▶ [Task statement]: Copy out all lines of the records in which the word "true" appears.

▶ [Data provided]:
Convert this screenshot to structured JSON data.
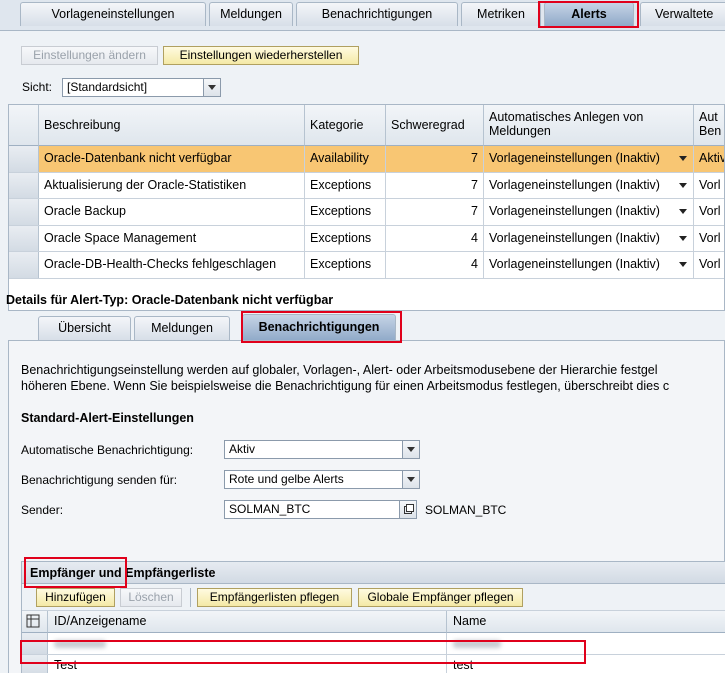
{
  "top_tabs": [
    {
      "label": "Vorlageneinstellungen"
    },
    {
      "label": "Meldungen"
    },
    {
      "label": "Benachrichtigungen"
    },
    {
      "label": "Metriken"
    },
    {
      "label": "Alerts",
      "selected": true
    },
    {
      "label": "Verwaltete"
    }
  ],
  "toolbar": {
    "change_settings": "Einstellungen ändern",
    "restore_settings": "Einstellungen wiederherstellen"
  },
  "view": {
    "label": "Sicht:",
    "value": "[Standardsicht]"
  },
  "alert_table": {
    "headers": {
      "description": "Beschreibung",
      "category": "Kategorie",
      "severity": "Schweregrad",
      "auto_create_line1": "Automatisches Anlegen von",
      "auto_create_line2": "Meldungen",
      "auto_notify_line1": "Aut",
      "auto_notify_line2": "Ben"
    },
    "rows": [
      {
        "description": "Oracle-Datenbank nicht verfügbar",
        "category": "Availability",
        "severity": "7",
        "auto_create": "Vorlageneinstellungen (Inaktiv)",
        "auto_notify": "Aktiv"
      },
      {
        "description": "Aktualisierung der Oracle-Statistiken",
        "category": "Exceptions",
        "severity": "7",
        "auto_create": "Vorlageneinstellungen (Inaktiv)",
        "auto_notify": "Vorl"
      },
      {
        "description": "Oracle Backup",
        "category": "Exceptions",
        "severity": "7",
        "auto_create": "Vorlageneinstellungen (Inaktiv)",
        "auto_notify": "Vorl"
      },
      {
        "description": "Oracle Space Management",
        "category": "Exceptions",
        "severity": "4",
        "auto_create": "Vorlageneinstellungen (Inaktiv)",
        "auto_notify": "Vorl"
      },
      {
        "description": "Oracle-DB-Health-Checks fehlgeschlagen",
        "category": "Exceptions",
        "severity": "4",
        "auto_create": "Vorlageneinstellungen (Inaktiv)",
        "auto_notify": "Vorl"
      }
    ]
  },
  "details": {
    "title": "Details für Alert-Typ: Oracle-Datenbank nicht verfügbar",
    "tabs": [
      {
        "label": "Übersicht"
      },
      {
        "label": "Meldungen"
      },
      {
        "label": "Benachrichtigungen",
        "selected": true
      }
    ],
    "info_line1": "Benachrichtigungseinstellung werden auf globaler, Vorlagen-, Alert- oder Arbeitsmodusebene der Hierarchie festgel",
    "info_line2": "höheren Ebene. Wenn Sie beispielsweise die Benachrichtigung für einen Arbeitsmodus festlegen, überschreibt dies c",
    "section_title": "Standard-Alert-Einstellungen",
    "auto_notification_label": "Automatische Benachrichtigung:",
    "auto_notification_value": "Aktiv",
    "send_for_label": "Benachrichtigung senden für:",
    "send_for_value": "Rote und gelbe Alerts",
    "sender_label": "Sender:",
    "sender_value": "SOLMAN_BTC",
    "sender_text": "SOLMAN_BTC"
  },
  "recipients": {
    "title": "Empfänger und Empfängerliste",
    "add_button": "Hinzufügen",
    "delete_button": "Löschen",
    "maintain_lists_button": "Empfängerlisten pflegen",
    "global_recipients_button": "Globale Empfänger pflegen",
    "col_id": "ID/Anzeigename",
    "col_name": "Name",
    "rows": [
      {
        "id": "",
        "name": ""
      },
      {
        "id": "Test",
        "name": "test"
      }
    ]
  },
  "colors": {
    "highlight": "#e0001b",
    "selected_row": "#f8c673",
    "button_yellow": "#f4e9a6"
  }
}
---
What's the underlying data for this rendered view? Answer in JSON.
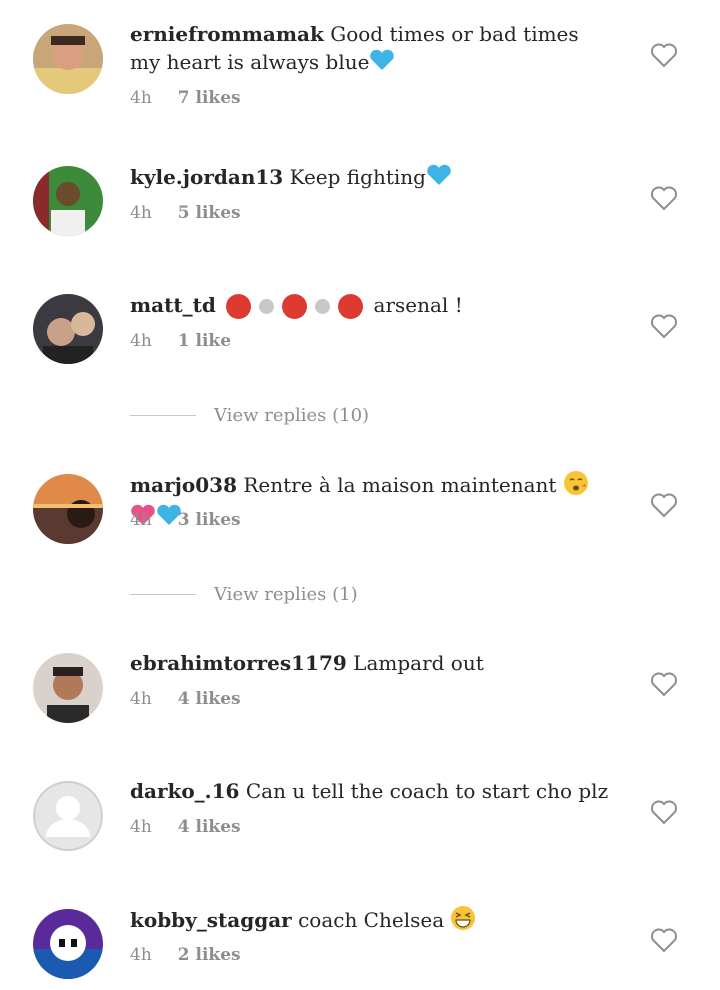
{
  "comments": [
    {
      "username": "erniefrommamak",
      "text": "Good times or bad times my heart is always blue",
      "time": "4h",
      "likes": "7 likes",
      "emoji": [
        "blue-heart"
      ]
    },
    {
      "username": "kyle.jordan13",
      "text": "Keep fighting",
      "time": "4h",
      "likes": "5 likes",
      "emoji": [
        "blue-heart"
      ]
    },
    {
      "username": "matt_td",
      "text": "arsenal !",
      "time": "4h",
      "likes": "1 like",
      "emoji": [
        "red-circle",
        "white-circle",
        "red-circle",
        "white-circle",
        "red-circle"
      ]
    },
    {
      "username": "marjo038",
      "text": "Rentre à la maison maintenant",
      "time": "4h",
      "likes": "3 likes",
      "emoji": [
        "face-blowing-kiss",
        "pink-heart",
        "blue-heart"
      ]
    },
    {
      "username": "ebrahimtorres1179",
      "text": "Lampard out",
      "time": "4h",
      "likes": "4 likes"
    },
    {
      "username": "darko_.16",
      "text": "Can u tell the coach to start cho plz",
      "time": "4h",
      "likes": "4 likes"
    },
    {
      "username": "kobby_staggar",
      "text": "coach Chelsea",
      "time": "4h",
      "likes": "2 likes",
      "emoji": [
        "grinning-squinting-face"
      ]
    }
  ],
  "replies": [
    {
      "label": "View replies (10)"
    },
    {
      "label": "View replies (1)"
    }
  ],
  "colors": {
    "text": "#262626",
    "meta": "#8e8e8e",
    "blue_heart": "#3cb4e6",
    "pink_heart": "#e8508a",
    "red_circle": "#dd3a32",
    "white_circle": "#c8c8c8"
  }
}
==
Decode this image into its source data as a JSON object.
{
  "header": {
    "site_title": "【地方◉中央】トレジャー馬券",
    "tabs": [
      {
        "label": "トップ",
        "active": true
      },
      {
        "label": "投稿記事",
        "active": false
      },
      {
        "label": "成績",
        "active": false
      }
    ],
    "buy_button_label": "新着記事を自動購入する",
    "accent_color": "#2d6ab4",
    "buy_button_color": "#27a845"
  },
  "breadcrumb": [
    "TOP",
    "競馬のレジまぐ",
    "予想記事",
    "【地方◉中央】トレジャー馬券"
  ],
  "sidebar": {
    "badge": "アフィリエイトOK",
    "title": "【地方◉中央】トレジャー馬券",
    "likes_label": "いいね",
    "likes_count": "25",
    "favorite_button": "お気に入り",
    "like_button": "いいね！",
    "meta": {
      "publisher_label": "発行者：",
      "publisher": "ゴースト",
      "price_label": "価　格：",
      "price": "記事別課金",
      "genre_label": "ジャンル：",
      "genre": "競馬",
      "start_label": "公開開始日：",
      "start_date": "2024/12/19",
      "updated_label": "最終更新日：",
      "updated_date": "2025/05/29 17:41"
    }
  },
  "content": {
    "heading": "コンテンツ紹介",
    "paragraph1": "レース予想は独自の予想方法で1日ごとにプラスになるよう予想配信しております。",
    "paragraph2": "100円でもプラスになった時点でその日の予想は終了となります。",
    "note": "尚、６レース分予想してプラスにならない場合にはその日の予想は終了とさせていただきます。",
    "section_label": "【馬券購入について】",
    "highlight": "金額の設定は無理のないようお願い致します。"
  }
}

▶ [Solution for this exercise]:
      "selected": true
        "selected": true
        "active": true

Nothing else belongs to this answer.